Accepted Paper:

Exhibiting echoes, shreds and shadows  

Author:

Yann Laville (Musée d'ethnographie de Neuchâtel)

Paper short abstract:

This paper presents how the Ethnographic museum of Neuchatel deals with conceptual topics, research and innovative scenography without overlooking its more "classic" collections

Paper long abstract:

Since the 1980s, the Ethnographic museum of Neuchâtel (Switzerland) has grown famous for developing exhibitions on contemporary, transcultural and often conceptual issues.

In all these cases, connections with scholars and researchers from outside of the museum have been particularly important and fruitful. In all these cases, topics have led to question standard museum collections and to develop new acquisition policies aiming at documenting the present time. In all these cases, specific, theatrical displays have been invented in order to serve the content, to make the visit more thrilling and to escape the mere logic of contemplation (windows, hangings).

It must however be stressed that the classic, ethnographic part of the collections was never forgotten along the way. It has been constantly reexamined, reinterpreted and mobilized in accordance with the new projects. To a large extent, knowledge about ancient objects has helped to shape, validate, broaden or put in perspective thinking about present issues.

In this paper, I will present some examples of this dialectical process in relationship to recent exhibition projects. I will notably focus on our threefold project on Intangible cultural heritage which tackled the issue though the metaphors of echoes, shreds and shadows.

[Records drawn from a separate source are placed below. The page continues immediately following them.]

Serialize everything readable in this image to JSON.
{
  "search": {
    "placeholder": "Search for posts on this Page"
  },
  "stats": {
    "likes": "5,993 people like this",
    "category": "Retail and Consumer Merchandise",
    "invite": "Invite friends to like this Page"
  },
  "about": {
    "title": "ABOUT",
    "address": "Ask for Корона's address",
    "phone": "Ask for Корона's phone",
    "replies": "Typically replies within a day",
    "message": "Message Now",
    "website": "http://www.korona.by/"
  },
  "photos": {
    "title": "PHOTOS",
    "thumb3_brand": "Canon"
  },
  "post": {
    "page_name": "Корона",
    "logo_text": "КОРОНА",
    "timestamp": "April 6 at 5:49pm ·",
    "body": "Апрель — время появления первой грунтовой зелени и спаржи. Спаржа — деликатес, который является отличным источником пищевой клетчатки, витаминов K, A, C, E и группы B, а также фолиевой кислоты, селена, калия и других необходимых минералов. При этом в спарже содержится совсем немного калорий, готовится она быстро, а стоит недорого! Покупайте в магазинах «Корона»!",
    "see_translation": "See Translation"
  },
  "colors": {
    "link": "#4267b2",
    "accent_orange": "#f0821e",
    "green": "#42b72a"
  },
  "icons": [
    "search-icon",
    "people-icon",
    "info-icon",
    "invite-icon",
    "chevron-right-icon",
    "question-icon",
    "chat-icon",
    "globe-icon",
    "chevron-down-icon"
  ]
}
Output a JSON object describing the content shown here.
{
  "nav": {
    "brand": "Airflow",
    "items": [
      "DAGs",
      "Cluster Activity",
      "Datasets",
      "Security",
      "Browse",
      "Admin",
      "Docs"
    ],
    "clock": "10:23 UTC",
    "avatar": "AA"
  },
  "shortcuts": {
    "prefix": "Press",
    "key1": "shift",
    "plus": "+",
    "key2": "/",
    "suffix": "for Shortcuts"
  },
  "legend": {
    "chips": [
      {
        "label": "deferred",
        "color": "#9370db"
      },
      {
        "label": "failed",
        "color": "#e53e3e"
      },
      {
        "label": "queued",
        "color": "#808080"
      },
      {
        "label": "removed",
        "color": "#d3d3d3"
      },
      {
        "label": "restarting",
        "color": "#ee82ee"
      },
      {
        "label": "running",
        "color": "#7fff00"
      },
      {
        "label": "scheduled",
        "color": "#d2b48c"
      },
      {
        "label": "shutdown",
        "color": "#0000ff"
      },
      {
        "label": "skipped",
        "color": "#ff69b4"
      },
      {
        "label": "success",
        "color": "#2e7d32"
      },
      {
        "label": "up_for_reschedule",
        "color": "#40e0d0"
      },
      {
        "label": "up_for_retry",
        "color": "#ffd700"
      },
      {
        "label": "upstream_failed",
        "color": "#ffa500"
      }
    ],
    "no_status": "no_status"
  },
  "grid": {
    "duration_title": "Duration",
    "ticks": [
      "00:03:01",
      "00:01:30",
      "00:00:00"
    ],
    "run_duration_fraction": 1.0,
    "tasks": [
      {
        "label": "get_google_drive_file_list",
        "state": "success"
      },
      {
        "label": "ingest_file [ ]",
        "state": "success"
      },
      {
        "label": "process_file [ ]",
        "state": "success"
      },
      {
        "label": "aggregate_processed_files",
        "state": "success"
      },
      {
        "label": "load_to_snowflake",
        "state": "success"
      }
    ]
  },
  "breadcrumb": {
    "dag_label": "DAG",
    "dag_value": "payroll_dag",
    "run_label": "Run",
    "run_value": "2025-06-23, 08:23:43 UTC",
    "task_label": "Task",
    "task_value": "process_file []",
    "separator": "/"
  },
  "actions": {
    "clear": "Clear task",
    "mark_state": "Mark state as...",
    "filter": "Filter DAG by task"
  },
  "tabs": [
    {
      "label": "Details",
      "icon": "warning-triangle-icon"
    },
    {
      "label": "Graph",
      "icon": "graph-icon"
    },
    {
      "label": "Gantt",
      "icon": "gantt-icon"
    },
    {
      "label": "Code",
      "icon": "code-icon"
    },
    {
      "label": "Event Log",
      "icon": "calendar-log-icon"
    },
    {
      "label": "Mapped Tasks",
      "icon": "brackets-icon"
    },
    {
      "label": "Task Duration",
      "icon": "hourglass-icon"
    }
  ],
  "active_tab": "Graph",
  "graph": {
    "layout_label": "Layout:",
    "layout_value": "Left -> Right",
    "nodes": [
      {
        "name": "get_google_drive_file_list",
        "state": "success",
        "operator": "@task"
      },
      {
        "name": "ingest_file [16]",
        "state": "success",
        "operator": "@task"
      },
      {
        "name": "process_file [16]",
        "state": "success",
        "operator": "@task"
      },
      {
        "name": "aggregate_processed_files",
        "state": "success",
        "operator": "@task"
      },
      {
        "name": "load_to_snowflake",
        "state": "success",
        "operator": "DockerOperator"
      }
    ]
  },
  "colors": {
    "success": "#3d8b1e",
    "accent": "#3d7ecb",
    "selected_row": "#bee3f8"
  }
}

This trilogy is particularly relevant in this panel as it belonged to national research project.

If time allows me, I will also say a few words on our latest project L'impermanence des choses (the impermanence of all things) which questions the very notion of a "permanent" exhibition and shows how ancient objects may be involved in a constant process of reinterpretation and questioning.

Panel P046
Exhibiting Anthropology beyond Museum Collections